A good sandwich can make even the dullest of lunchtimes a highlight of your day. The whole premise of two slices of fresh bread protecting a blend of flavorful ingredients is genius! While it is completely up to you to choose what to stack between your two slices of bread, you might have an easier time choosing if you know what might be best to avoid. We know this might be heartbreaking for meat lovers, but it may be time to think twice before you choose deli meat.

The New York Times lists ham, bacon and turkey bacon, corned beef, pepperoni, salami, smoked turkey, bologna, sausages, and corned beef among the deli meat category. The variation of meats comes with different tastes and nutrient profiles. Registered dietitian nutritionist Bonnie Taub-Dix, the creator of BetterThanDieting.com, toldĀ Well and Good that, "Not all deli meats are alike but unfortunately, most are high in sodium." Taub-Dix goes on to say that these meats often have shady ingredients like butylated hydroxyanisole (BHA) and butylated hydroxytoluene (BHT), to help increase shelf life. Foods with high sodium levels and unpronounceable chemicals rarely make any "healthy eating" list. And if those two things aren't enough to make you put down your beloved Rueben, then maybe the subject of cancer will do the trick.

The connection between deli meats and cancer

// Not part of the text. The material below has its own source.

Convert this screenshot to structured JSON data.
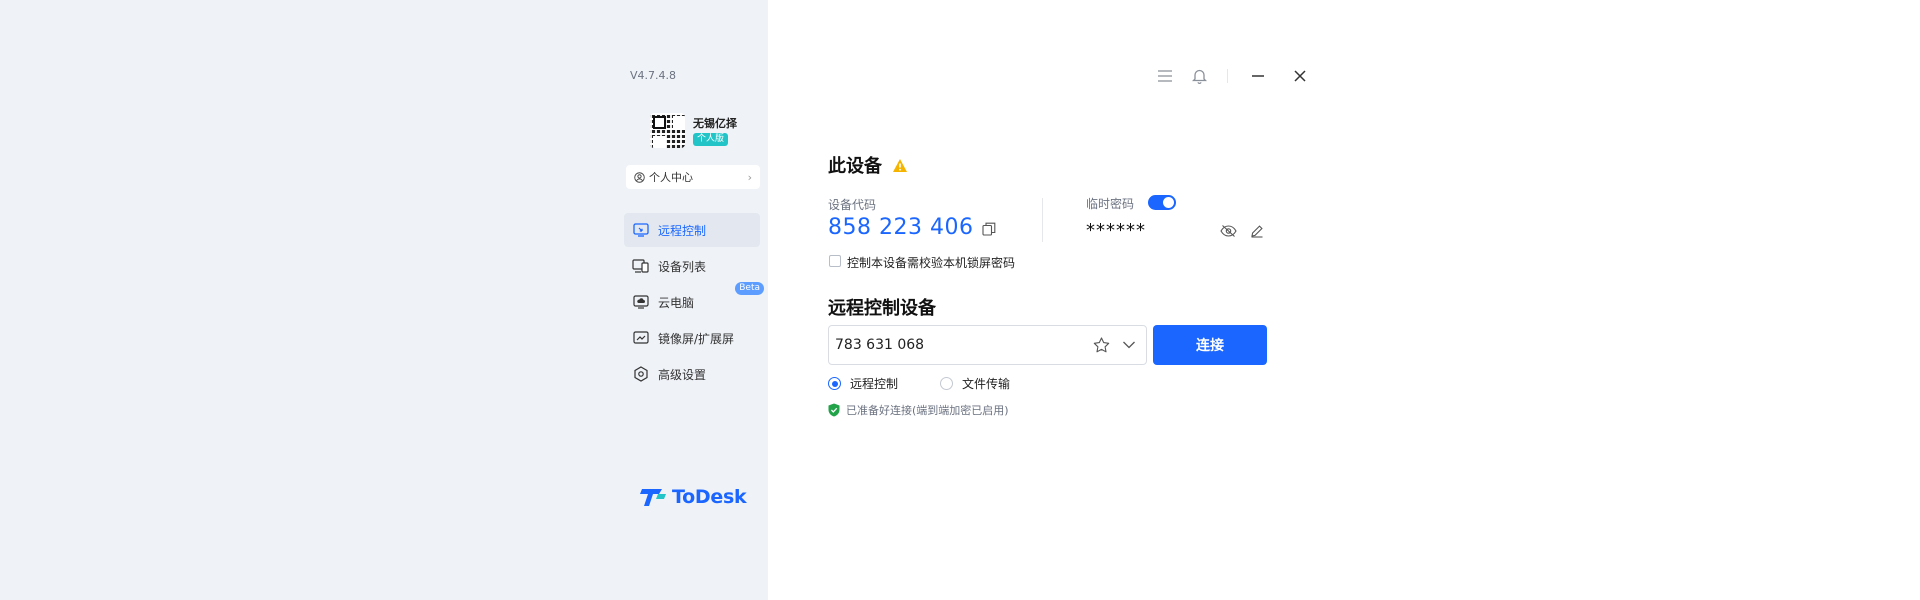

According to The New York Times, consuming even the smallest amount of processed meats may increase your risk of getting colorectal cancer. Dr. Nigel Brockton, director of research for the American Institute for Cancer Research, tells the publication, "We see a 4 percent increase in the risk of cancer even at 15 grams a day, which is a single slice of ham on a sandwich," he says. There has also been a recent study showing an increased risk of breast cancer among women who often eat processed meat (via The New York Times).

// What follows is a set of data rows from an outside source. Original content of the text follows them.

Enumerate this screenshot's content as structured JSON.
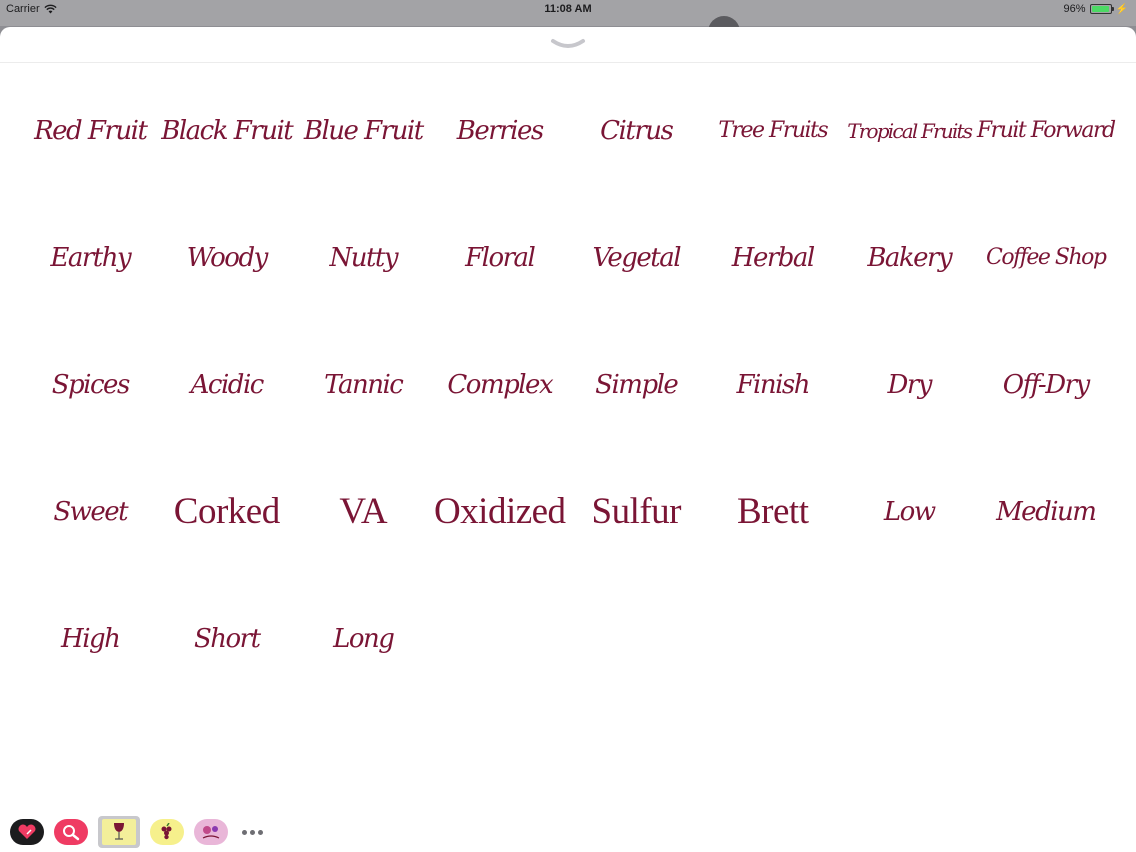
{
  "status_bar": {
    "carrier": "Carrier",
    "time": "11:08 AM",
    "battery": "96%",
    "battery_level": 0.96
  },
  "stickers": [
    {
      "label": "Red Fruit",
      "style": "script"
    },
    {
      "label": "Black Fruit",
      "style": "script"
    },
    {
      "label": "Blue Fruit",
      "style": "script"
    },
    {
      "label": "Berries",
      "style": "script"
    },
    {
      "label": "Citrus",
      "style": "script"
    },
    {
      "label": "Tree Fruits",
      "style": "script small"
    },
    {
      "label": "Tropical Fruits",
      "style": "script xsmall"
    },
    {
      "label": "Fruit Forward",
      "style": "script small"
    },
    {
      "label": "Earthy",
      "style": "script"
    },
    {
      "label": "Woody",
      "style": "script"
    },
    {
      "label": "Nutty",
      "style": "script"
    },
    {
      "label": "Floral",
      "style": "script"
    },
    {
      "label": "Vegetal",
      "style": "script"
    },
    {
      "label": "Herbal",
      "style": "script"
    },
    {
      "label": "Bakery",
      "style": "script"
    },
    {
      "label": "Coffee Shop",
      "style": "script small"
    },
    {
      "label": "Spices",
      "style": "script"
    },
    {
      "label": "Acidic",
      "style": "script"
    },
    {
      "label": "Tannic",
      "style": "script"
    },
    {
      "label": "Complex",
      "style": "script"
    },
    {
      "label": "Simple",
      "style": "script"
    },
    {
      "label": "Finish",
      "style": "script"
    },
    {
      "label": "Dry",
      "style": "script"
    },
    {
      "label": "Off-Dry",
      "style": "script"
    },
    {
      "label": "Sweet",
      "style": "script"
    },
    {
      "label": "Corked",
      "style": "serif"
    },
    {
      "label": "VA",
      "style": "serif"
    },
    {
      "label": "Oxidized",
      "style": "serif"
    },
    {
      "label": "Sulfur",
      "style": "serif"
    },
    {
      "label": "Brett",
      "style": "serif"
    },
    {
      "label": "Low",
      "style": "script"
    },
    {
      "label": "Medium",
      "style": "script"
    },
    {
      "label": "High",
      "style": "script"
    },
    {
      "label": "Short",
      "style": "script"
    },
    {
      "label": "Long",
      "style": "script"
    }
  ],
  "tray": {
    "apps": [
      {
        "icon": "heart-sticker-app-icon",
        "bg": "#1c1c1e",
        "selected": false
      },
      {
        "icon": "magnifier-app-icon",
        "bg": "#ef3b63",
        "selected": false
      },
      {
        "icon": "wine-glass-app-icon",
        "bg": "#f3ef9a",
        "selected": true
      },
      {
        "icon": "grapes-app-icon",
        "bg": "#f6f08c",
        "selected": false
      },
      {
        "icon": "floral-sticker-app-icon",
        "bg": "#e9b6d8",
        "selected": false
      }
    ]
  },
  "colors": {
    "sticker_text": "#7a1535",
    "accent_pink": "#ef3b63"
  }
}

The Provisioner reports that behind-the-glass deli meats have seen a decline in sales compared to past years. Charles Winship, the senior research analyst at Technomic Inc., a Chicago-based food industry research and consulting firm, explains how deli meats are trying to clean up their reputation. "There is a big push to adapt deli meats to consumer demands for clean labels and additive-free foods," he told the Provisioner. While the adaption is a step in a healthier direction, it may not be enough to make us order a sandwich stuffed with deli meat anytime soon.